Yeshua taught the disciples the pattern prayer "Hallowed be Your Name", exalting the Name of the Father. Following it as a pattern would involve using the Name. Matthew 6:9Reverencing and sanctifying His Name requires it to be given a place of honour and importance.

Yeshua directed all worship to the Father John 4:23; Matthew 19:17 He proclaimed His dependence upon the Father as the greater - John 14:28; for the things He spoke, 8:28; and to do the works which He did, - 5:36; 14:10-11; 5:19-20He said, "I have come in my Father's name" John 5:43 - and at His triumphal entry into Jerusalem as their King, the people cried out prophetically, "Hosanna! Blessed is he who comes in the Name of Yahweh! the King of Israel!" John 12:13; Psalm 118:26

Yeshua said the works that He did were done in " My Father's Name" John 10:25

They were not done in His own authority. Yeshua was Yahweh's representative acting and speaking with Yahweh's inspiration, power, and authority. Not only was He the messenger, He was the message.

All that He did was to glorify the Father's Name, and in His prayer before His final hour, He prayed "Glorify Your Name", to which the Father replied with an audible voice from heaven, "I have both glorified it and will glorify it again" John 12:28 Yeshua was the pattern Son Who lived as an example for us to follow, glorifying the Father in all He did.

In His final hours of preparing His disciples, He instructed them of the authority they would have to use His Name, which He told them the Father would honour. John 14:13-14 This was a transfer of authority from the works being done in the Father's Name to being done in Yeshua's Name. He was given a Name which is above every name in heaven, on earth and in the regions below after His ascension to the throne. Ephesians 1:21; Philippians 2:9-11; Colossians 3:17; Hebrews 1:4

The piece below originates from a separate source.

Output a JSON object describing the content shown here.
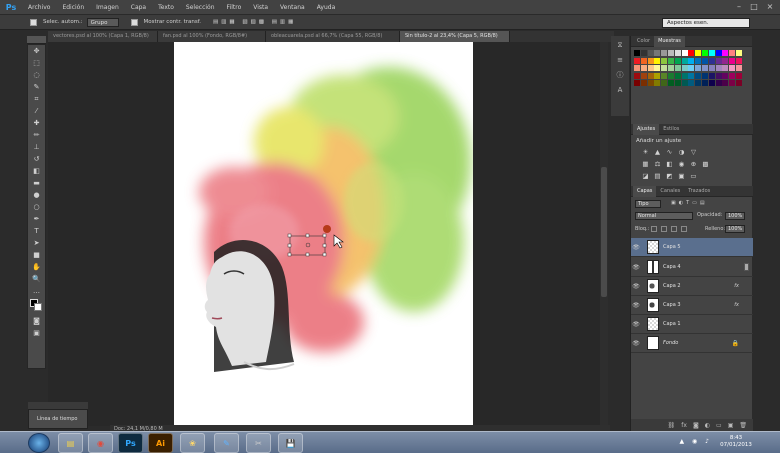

Yet still, although we confess in this way His lordship, authority and power, it is still "to the glory of God the Father" (Phil.2:11), and "giving thanks to God the Father through Him" (Colossians 3:17)

Last modified on 7 July 2009, at 04:53